A lot of businesses operate in many states. If yours is one of them, register your business in every single state. Figure out which office or state agency you need to file with in all your states. You should go out of your way to learn all the requirements in any state that your business operates in. You and the higher-ups of your business should know these rules and requirements. In fact, you must know them like the back of your hand.
Keep this in Mind to Avoid Piercing the Corporate Veil
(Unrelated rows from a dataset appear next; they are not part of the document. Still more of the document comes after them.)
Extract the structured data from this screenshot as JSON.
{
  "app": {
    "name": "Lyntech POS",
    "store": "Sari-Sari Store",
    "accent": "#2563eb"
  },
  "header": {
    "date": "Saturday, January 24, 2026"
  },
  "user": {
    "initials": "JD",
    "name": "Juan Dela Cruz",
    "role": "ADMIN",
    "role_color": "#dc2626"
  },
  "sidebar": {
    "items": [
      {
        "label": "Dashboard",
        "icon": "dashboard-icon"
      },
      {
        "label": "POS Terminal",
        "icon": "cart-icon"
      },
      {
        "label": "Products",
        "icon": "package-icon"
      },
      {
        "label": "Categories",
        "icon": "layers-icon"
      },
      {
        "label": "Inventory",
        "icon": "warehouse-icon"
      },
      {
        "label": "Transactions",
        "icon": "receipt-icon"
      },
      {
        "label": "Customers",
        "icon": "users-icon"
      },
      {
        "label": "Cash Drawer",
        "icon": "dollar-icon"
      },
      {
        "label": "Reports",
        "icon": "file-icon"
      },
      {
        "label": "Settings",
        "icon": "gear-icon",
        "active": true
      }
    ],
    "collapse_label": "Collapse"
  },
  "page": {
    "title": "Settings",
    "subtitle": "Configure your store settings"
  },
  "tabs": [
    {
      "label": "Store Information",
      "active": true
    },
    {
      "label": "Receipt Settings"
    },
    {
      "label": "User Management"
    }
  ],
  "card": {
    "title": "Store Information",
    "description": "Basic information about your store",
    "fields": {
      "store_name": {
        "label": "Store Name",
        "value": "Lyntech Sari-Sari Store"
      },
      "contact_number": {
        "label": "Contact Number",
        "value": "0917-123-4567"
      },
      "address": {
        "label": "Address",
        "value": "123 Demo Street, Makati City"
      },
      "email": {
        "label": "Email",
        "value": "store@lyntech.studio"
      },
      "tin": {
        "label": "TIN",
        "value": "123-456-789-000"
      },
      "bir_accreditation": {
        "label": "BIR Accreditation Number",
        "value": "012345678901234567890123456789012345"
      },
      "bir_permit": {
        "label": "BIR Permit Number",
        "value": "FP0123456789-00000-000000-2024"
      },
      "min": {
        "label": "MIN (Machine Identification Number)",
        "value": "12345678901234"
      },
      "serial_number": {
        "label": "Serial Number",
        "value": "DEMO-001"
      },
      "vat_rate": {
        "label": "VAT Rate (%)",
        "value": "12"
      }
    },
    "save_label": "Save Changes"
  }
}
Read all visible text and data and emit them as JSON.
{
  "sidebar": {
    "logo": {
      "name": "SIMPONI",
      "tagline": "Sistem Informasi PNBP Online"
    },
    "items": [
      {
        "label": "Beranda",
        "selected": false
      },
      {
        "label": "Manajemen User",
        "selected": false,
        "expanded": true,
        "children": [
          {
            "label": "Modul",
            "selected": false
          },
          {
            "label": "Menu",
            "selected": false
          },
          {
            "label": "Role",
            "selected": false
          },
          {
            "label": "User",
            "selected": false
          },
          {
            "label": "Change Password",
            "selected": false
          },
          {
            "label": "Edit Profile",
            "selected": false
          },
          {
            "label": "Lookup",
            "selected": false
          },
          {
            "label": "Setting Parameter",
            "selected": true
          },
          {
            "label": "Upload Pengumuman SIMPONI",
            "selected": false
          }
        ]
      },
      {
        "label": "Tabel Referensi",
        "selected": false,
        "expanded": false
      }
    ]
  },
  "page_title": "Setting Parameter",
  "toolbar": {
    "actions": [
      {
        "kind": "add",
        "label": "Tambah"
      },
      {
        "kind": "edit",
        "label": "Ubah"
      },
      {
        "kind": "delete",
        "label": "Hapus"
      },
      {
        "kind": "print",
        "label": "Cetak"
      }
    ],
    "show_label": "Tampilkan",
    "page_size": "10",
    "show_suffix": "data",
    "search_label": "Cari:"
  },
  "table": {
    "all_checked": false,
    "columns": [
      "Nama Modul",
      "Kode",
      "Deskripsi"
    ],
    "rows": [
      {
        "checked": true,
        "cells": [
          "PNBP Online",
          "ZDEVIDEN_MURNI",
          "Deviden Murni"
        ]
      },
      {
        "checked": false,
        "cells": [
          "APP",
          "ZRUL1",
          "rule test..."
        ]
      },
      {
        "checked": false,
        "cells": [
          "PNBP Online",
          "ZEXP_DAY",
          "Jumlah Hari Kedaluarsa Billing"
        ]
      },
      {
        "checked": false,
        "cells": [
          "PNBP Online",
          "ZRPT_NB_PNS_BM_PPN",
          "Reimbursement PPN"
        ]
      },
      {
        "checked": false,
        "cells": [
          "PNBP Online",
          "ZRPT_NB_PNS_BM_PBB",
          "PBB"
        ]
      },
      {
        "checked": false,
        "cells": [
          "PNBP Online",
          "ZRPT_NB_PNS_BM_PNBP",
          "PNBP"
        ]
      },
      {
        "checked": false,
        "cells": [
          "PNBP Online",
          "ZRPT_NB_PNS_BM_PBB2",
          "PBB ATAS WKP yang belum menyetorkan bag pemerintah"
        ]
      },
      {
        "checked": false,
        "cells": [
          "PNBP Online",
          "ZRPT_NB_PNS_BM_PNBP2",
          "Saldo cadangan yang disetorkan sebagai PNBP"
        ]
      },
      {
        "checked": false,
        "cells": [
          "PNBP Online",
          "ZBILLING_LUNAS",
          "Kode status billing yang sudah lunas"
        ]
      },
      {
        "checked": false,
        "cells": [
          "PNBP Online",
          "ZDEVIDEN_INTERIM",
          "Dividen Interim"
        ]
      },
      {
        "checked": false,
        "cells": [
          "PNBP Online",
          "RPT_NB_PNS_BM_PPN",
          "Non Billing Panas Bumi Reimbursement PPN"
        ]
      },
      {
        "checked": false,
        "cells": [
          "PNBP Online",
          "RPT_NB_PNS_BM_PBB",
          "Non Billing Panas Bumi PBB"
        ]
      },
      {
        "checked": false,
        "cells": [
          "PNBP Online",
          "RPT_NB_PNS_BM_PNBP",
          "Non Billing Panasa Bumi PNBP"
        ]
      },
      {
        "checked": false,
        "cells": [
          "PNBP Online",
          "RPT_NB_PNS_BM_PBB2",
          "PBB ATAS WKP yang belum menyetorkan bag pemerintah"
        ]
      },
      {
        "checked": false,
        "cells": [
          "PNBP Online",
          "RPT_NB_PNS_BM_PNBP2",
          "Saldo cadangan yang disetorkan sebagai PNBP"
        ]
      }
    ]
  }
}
Your corporate veil will get pierced If a judge isn’t able to make an obvious differentiation. The judge must see what belongs to an owner versus what belongs to a business. Your situation will worsen if the owners are unable to submit proof. Proof of what? That they followed all formalities. If this is the case, the judge can decide that you acted like a sole proprietorship. Or, the judge can classify your business as a general partnership. Remember, the judge needs to see that, instead, you have acted as an LLC or corporation. If the judge doesn’t realize this, he or she can pierce the corporate veil. When this happens, your personal assets will get awarded to others. Any plaintiff that the judge chooses can receive those assets. That’s why following the steps of this article is so important.
There’s a lot of money at stake in business. You must protect that money at any cost. Here’s an example of how to protect it. Say the owner of a business invests $20,000 in his or her LLC. A year later, that LLC suffers a liability that is worth a lot more than the current income and assets. It’s possible that business owner may lose his or her $20,000 investment. But there’s a silver lining in this. When the corporate veil gets protected, the owner’s assets and personal income are safe. They cannot get subjected to the LLC’s unfortunate liabilities. The owner followed the steps in this article and took necessary precautions. Because of this, the business owner gets protection. Thanks to the LLC. All the risks that come with operating a business got avoided.
Rules and regulations are a hassle. But it’s better to deal with minor hassles like signing documents and separating assets. Why? The alternative is having your corporate veil pierced. That’s a major hassle that you should avoid at all costs. Keep the steps of this article in mind to ensure that you are always protecting your assets.
Disclaimer: This article is for entertainment purposes only. It is not intended to offer any legal advice.